BEGIN

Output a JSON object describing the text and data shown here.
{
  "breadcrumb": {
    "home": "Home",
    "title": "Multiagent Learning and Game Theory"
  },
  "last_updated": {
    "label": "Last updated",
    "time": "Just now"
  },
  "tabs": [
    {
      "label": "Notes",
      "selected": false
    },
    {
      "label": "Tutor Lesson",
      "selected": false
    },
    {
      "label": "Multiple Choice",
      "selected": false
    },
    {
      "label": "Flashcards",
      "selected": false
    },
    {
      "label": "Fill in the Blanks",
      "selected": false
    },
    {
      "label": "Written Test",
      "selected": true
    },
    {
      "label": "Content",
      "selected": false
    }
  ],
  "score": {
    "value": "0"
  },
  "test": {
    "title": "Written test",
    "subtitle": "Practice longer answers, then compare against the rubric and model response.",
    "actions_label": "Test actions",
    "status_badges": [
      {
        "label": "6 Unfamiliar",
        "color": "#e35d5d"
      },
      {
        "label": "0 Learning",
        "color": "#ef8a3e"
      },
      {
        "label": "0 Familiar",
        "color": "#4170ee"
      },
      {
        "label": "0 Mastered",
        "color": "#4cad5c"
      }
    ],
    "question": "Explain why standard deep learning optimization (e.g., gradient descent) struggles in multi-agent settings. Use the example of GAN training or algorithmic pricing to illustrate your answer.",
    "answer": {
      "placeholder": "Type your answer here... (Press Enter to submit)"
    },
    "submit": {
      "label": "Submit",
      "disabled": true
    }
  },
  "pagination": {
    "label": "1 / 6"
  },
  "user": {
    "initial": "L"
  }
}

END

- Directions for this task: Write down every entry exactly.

- Finished task:
Output a JSON object describing the text and data shown here.
{
  "breadcrumb": {
    "home": "Home",
    "title": "Multiagent Learning and Game Theory"
  },
  "last_updated": {
    "label": "Last updated",
    "time": "Just now"
  },
  "tabs": [
    {
      "label": "Notes",
      "selected": false
    },
    {
      "label": "Tutor Lesson",
      "selected": false
    },
    {
      "label": "Multiple Choice",
      "selected": false
    },
    {
      "label": "Flashcards",
      "selected": false
    },
    {
      "label": "Fill in the Blanks",
      "selected": false
    },
    {
      "label": "Written Test",
      "selected": true
    },
    {
      "label": "Content",
      "selected": false
    }
  ],
  "score": {
    "value": "0"
  },
  "test": {
    "title": "Written test",
    "subtitle": "Practice longer answers, then compare against the rubric and model response.",
    "actions_label": "Test actions",
    "status_badges": [
      {
        "label": "6 Unfamiliar",
        "color": "#e35d5d"
      },
      {
        "label": "0 Learning",
        "color": "#ef8a3e"
      },
      {
        "label": "0 Familiar",
        "color": "#4170ee"
      },
      {
        "label": "0 Mastered",
        "color": "#4cad5c"
      }
    ],
    "question": "Explain why standard deep learning optimization (e.g., gradient descent) struggles in multi-agent settings. Use the example of GAN training or algorithmic pricing to illustrate your answer.",
    "answer": {
      "placeholder": "Type your answer here... (Press Enter to submit)"
    },
    "submit": {
      "label": "Submit",
      "disabled": true
    }
  },
  "pagination": {
    "label": "1 / 6"
  },
  "user": {
    "initial": "L"
  }
}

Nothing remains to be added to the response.